**Supplied records**
<<<<
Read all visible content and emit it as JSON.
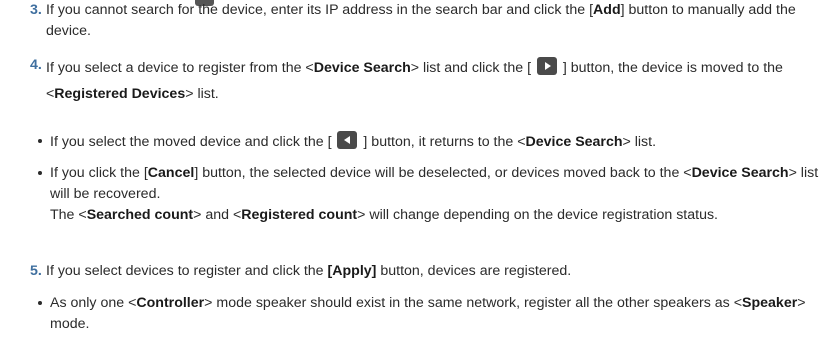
{
  "items": [
    {
      "number": "3.",
      "t1": "If you cannot search for the device, enter its IP address in the search bar and click the [",
      "b1": "Add",
      "t2": "] button to manually add the device."
    },
    {
      "number": "4.",
      "t1": "If you select a device to register from the <",
      "b1": "Device Search",
      "t2": "> list and click the [ ",
      "t3": " ] button, the device is moved to the <",
      "b2": "Registered Devices",
      "t4": "> list."
    },
    {
      "number": "5.",
      "t1": "If you select devices to register and click the ",
      "b1": "[Apply]",
      "t2": " button, devices are registered."
    }
  ],
  "bullets": [
    {
      "t1": "If you select the moved device and click the [ ",
      "t2": " ] button, it returns to the <",
      "b1": "Device Search",
      "t3": "> list."
    },
    {
      "t1": "If you click the [",
      "b1": "Cancel",
      "t2": "] button, the selected device will be deselected, or devices moved back to the <",
      "b2": "Device Search",
      "t3": "> list will be recovered.",
      "t4": "The <",
      "b3": "Searched count",
      "t5": "> and <",
      "b4": "Registered count",
      "t6": "> will change depending on the device registration status."
    },
    {
      "t1": "As only one <",
      "b1": "Controller",
      "t2": "> mode speaker should exist in the same network, register all the other speakers as <",
      "b2": "Speaker",
      "t3": "> mode."
    }
  ],
  "icons": {
    "move_right": "play-right-icon",
    "move_left": "play-left-icon"
  },
  "colors": {
    "number": "#3f6f9f",
    "button_icon": "#4a4a4a"
  }
}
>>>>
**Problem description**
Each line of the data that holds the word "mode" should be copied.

**Expected answer**
      "t2": "> mode speaker should exist in the same network, register all the other speakers as <",
      "t3": "> mode."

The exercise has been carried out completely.